You may also like

Pumpkin Pie Problem

Peter wanted to make two pies for a party. His mother had a recipe for him to use. However, she always made 80 pies at a time. Did Peter have enough ingredients to make two pumpkin pies?

Fractions in a Box

The discs for this game are kept in a flat square box with a square hole for each. Use the information to find out how many discs of each colour there are in the box.

Fractional Triangles

Use the lines on this figure to show how the square can be divided into 2 halves, 3 thirds, 6 sixths and 9 ninths.


Age 7 to 14
Challenge Level


This challenge is about chocolate. You have to imagine (if necessary!) that everyone involved in this challenge enjoys chocolate and wants to have as much as possible.

There's a room in your school that has three tables in it with plenty of space for chairs to go round. Table $1$ has one block of chocolate on it, table $2$ has two blocks of chocolate on it and, guess what, table $3$ has three blocks of chocolate on it.

Now ... outside the room is a class of children. Thirty of them all lined up ready to go in and eat the chocolate. These children are allowed to come in one at a time and can enter when the person in front of them has sat down. When a child enters the room they ask themself this question:

"If the chocolate on the table I sit at is to be shared out equally when I sit down, which would be the best table to sit at?"

However, the chocolate is not shared out until all the children are in the room so as each one enters they have to ask themselves the same question.

It is fairly easy for the first few children to decide where to sit, but the question gets harder to answer, e.g.

It maybe that when child $9$ comes into the room they see:

  • $2$ people at table $1$
  • $3$ people at table $2$
  • $3$ people at table $3$
So, child $9$ might think:

"If I go to:
  • table $1$ there will be $3$ people altogether, so one block of chocolate would be shared among three and I'll get one third.
  • table $2$ there will be $4$ people altogether, so two blocks of chocolate would be shared among four and I'll get one half.
  • table $3$, there will be $4$ people altogether, so three blocks of chocolate would be shared among four and I'll get three quarters.
Three quarters is the biggest share, so I'll go to table $3$."

Go ahead and find out how much each child receives as they go to the "best table for them". As you write, draw and suggest ideas, try to keep a note of the different ideas, even if you get rid of some along the way.
THEN when a number of you have done this, talk to each other about what you have done, for example:

A.  Compare different methods and say which you think was best.

B.  Explain why it was the best.

C.  If you were to do another similar challenge, how would you go about it?

Why do this problem?

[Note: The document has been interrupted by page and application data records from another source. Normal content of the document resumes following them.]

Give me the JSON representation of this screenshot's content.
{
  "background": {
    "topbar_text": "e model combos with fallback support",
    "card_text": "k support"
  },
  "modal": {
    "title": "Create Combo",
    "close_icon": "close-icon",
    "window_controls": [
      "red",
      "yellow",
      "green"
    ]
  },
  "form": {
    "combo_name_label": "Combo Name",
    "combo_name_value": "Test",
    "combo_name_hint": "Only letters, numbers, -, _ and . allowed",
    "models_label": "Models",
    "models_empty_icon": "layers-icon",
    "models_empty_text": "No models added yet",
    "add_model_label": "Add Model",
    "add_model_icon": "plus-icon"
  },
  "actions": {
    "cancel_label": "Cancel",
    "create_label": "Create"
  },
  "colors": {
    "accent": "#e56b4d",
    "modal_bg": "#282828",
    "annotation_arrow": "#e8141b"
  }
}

This is an excellent problem for helping youngsters to develop their concepts of fractions. It's not so much to do with arithmetical manipulation of fractions, but more with youngsters exploring and developing their ideas.  By encouraging learners to share their methods, there is an opportunity to discuss which might be the 'best' (this might depend on the individual's preference too).  

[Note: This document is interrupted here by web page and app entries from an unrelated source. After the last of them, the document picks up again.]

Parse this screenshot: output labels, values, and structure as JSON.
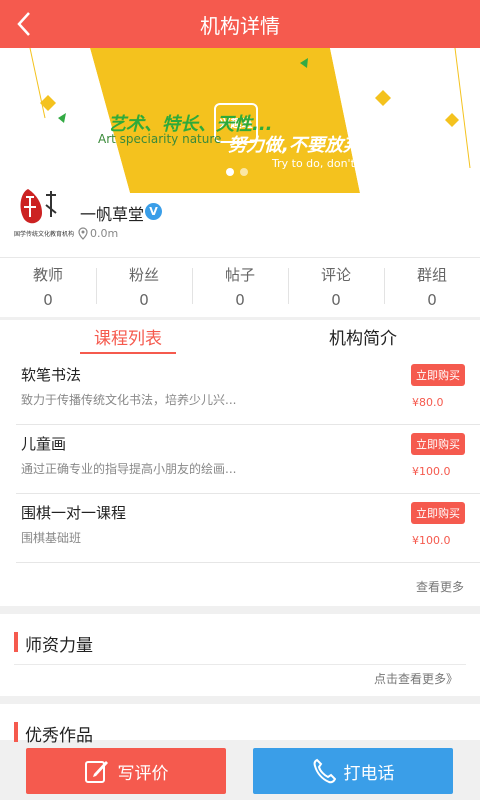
{
  "header": {
    "title": "机构详情",
    "back_icon": "chevron-left-icon"
  },
  "banner": {
    "logo_text": "兴趣班",
    "line1": "艺术、特长、天性...",
    "line2": "Art speciarity nature",
    "line3": "努力做,不要放弃!",
    "line4": "Try to do, don't give up....",
    "slide_count": 2,
    "active_slide": 1
  },
  "org": {
    "avatar_caption": "国学传统文化教育机构",
    "name": "一帆草堂",
    "verified_badge": "V",
    "distance": "0.0m"
  },
  "stats": [
    {
      "label": "教师",
      "value": "0"
    },
    {
      "label": "粉丝",
      "value": "0"
    },
    {
      "label": "帖子",
      "value": "0"
    },
    {
      "label": "评论",
      "value": "0"
    },
    {
      "label": "群组",
      "value": "0"
    }
  ],
  "tabs": {
    "courses": "课程列表",
    "intro": "机构简介"
  },
  "courses": [
    {
      "name": "软笔书法",
      "desc": "致力于传播传统文化书法，培养少儿兴...",
      "buy": "立即购买",
      "price": "¥80.0"
    },
    {
      "name": "儿童画",
      "desc": "通过正确专业的指导提高小朋友的绘画...",
      "buy": "立即购买",
      "price": "¥100.0"
    },
    {
      "name": "围棋一对一课程",
      "desc": "围棋基础班",
      "buy": "立即购买",
      "price": "¥100.0"
    }
  ],
  "courses_more": "查看更多",
  "teachers": {
    "title": "师资力量",
    "hint": "点击查看更多》"
  },
  "works": {
    "title": "优秀作品"
  },
  "actions": {
    "review": "写评价",
    "call": "打电话"
  },
  "colors": {
    "primary_red": "#f55a4e",
    "accent_blue": "#3a9ee8",
    "banner_yellow": "#f4c21e"
  }
}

Possible approach

Children will need plenty of (the same sized) paper available for folding and tearing in order to explore sizes of fraction.

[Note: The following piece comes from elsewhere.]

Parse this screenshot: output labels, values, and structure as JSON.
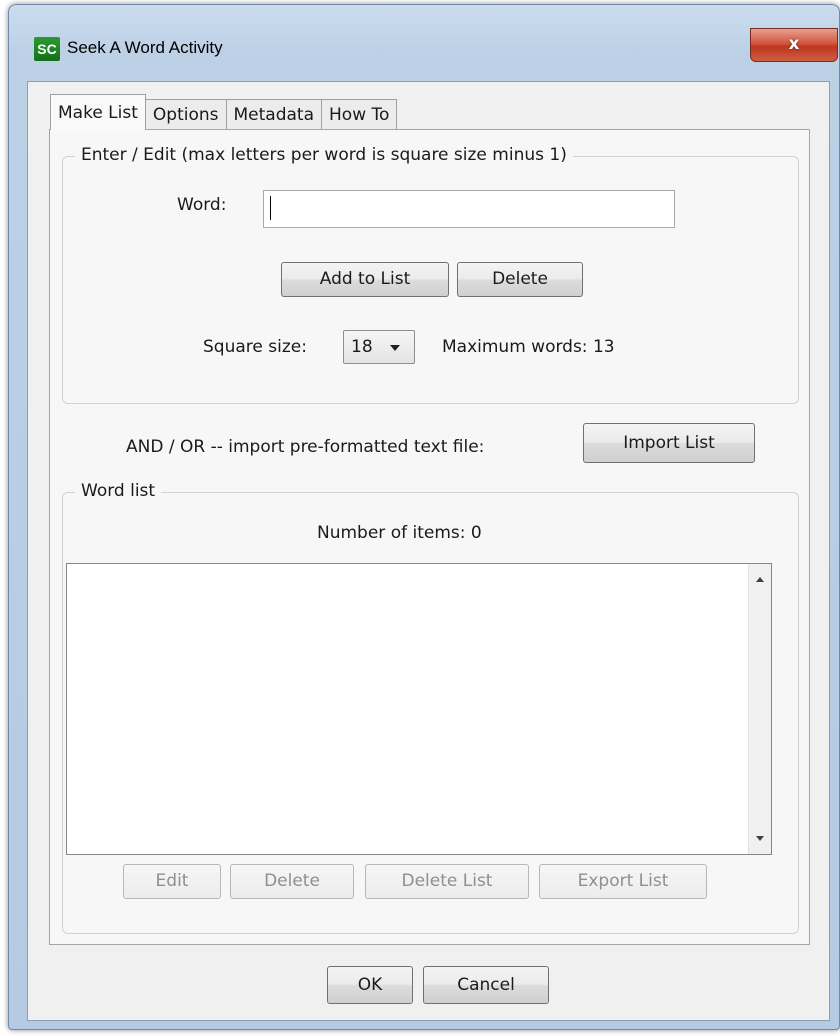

To begin the activity, you could act out the problem using large sheets of paper to stand for the chocolate bars (or real bars!), placed on tables. The acting could go through the situation with the first six children coming up one by one to the tables. Encourage them to justify their decisions and make sure the whole group agrees with their choice.

Then learners could work in pairs on what happens when further children come to the tables. By listening to their conversations you can get a good insight into the ways that those youngsters think about and visualise fractions. Some surprises are very likely!
After some time, bring everyone together again to talk about their ways of working.  Invite comments about each method and then once all the different ways have been explained, ask pairs to discuss which method they would use now they have seen so many.  You can then suggest they continue working on the problem, choosing any approach (or see the extension below).  It would be interesting to talk to those pairs who have changed the way they tackle the task to find out what it is about their new method that they preferred to the original one.  Some of their reflections could be recorded for display.

Key questions

Tell me about this. (Probably in reference to a torn-up piece of paper.)
What size do you think this is ...?
Why? (In response to the answer to the above.)

Possible extension

Challenge children to come up with a system or pattern that would help them to solve similar challenges.

For more extension work

These pupils can then move onto the situation of four tables set out with $1, 2, 3, 4$ chocolate bars on them. The two different activities can then be compared, looking at similarities and differences, and giving proofs where appropriate.

Possible support

You could start off with just two tables and a total of three bars of chocolate.